A complete answer includes every line below with the word "risultato".

##### RECORDED INFORMATION #####

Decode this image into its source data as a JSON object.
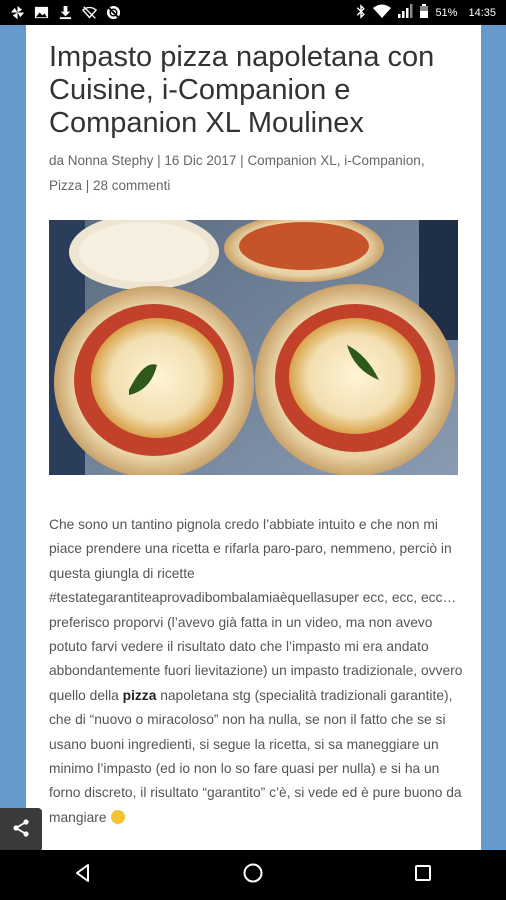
{
  "status_bar": {
    "battery": "51%",
    "time": "14:35",
    "left_icons": [
      "pinwheel-icon",
      "image-icon",
      "download-icon",
      "wifi-off-icon",
      "no-sync-icon"
    ],
    "right_icons": [
      "bluetooth-icon",
      "wifi-icon",
      "signal-icon",
      "battery-icon"
    ]
  },
  "article": {
    "title": "Impasto pizza napoletana con Cuisine, i-Companion e Companion XL Moulinex",
    "meta": {
      "prefix": "da ",
      "author": "Nonna Stephy",
      "sep1": " | ",
      "date": "16 Dic 2017",
      "sep2": " | ",
      "cat1": "Companion XL",
      "comma1": ", ",
      "cat2": "i-Companion",
      "comma2": ", ",
      "cat3": "Pizza",
      "sep3": " | ",
      "comments": "28 commenti"
    },
    "image_alt": "Pizze napoletane margherita",
    "body_part1": "Che sono un tantino pignola credo l’abbiate intuito e che non mi piace prendere una ricetta e rifarla paro-paro, nemmeno, perciò in questa giungla di ricette #testategarantiteaprovadibombalamiaèquellasuper ecc, ecc, ecc… preferisco proporvi (l’avevo già fatta in un video, ma non avevo potuto farvi vedere il risultato dato che l’impasto mi era andato abbondantemente fuori lievitazione) un impasto tradizionale, ovvero quello della ",
    "body_bold": "pizza",
    "body_part2": " napoletana stg (specialità tradizionali garantite), che di “nuovo o miracoloso” non ha nulla, se non il fatto che se si usano buoni ingredienti, si segue la ricetta, si sa maneggiare un minimo l’impasto (ed io non lo so fare quasi per nulla) e si ha un forno discreto, il risultato “garantito” c’è, si vede ed è pure buono da mangiare"
  },
  "nav": {
    "back": "back-icon",
    "home": "home-icon",
    "recents": "recents-icon"
  },
  "fab": "share-icon",
  "colors": {
    "side_bg": "#6699cc",
    "title": "#333333",
    "text": "#555555"
  }
}
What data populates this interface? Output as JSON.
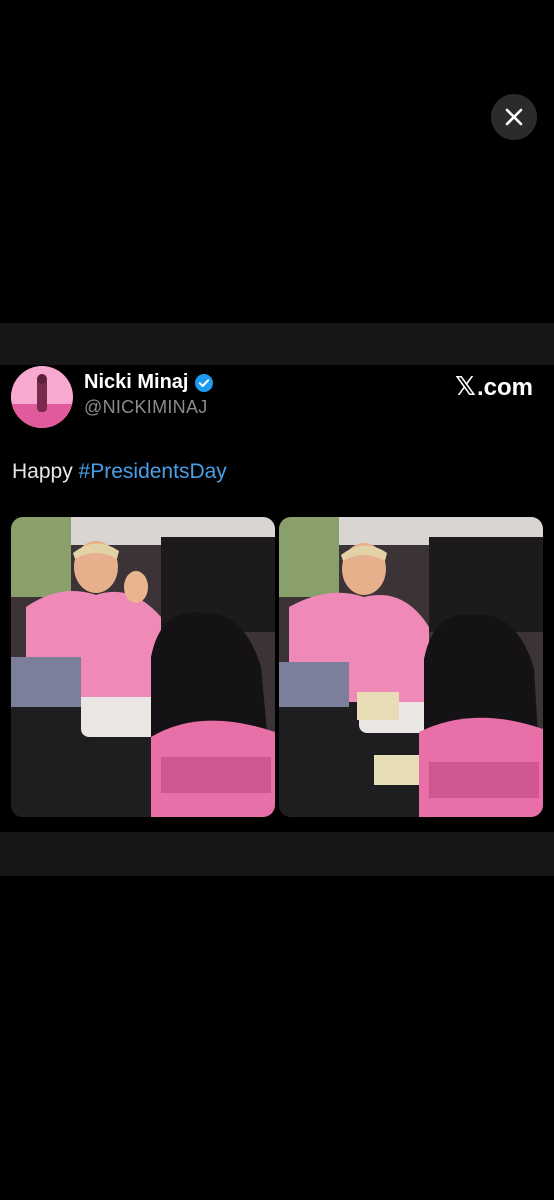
{
  "viewer": {
    "close_icon": "close-icon"
  },
  "tweet": {
    "author": {
      "display_name": "Nicki Minaj",
      "handle": "@NICKIMINAJ",
      "verified_icon": "verified-badge-icon"
    },
    "source": {
      "logo_icon": "x-logo-icon",
      "logo_text": ".com"
    },
    "text": {
      "prefix": "Happy ",
      "hashtag": "#PresidentsDay"
    },
    "media": [
      {
        "name": "photo-1"
      },
      {
        "name": "photo-2"
      }
    ]
  },
  "colors": {
    "background": "#000000",
    "band": "#161616",
    "hashtag": "#4a9fe6",
    "handle": "#8b8b8b",
    "verified": "#1d9bf0"
  }
}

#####

TASK RESULT
    "body_part1": "Che sono un tantino pignola credo l’abbiate intuito e che non mi piace prendere una ricetta e rifarla paro-paro, nemmeno, perciò in questa giungla di ricette #testategarantiteaprovadibombalamiaèquellasuper ecc, ecc, ecc… preferisco proporvi (l’avevo già fatta in un video, ma non avevo potuto farvi vedere il risultato dato che l’impasto mi era andato abbondantemente fuori lievitazione) un impasto tradizionale, ovvero quello della ",
    "body_part2": " napoletana stg (specialità tradizionali garantite), che di “nuovo o miracoloso” non ha nulla, se non il fatto che se si usano buoni ingredienti, si segue la ricetta, si sa maneggiare un minimo l’impasto (ed io non lo so fare quasi per nulla) e si ha un forno discreto, il risultato “garantito” c’è, si vede ed è pure buono da mangiare"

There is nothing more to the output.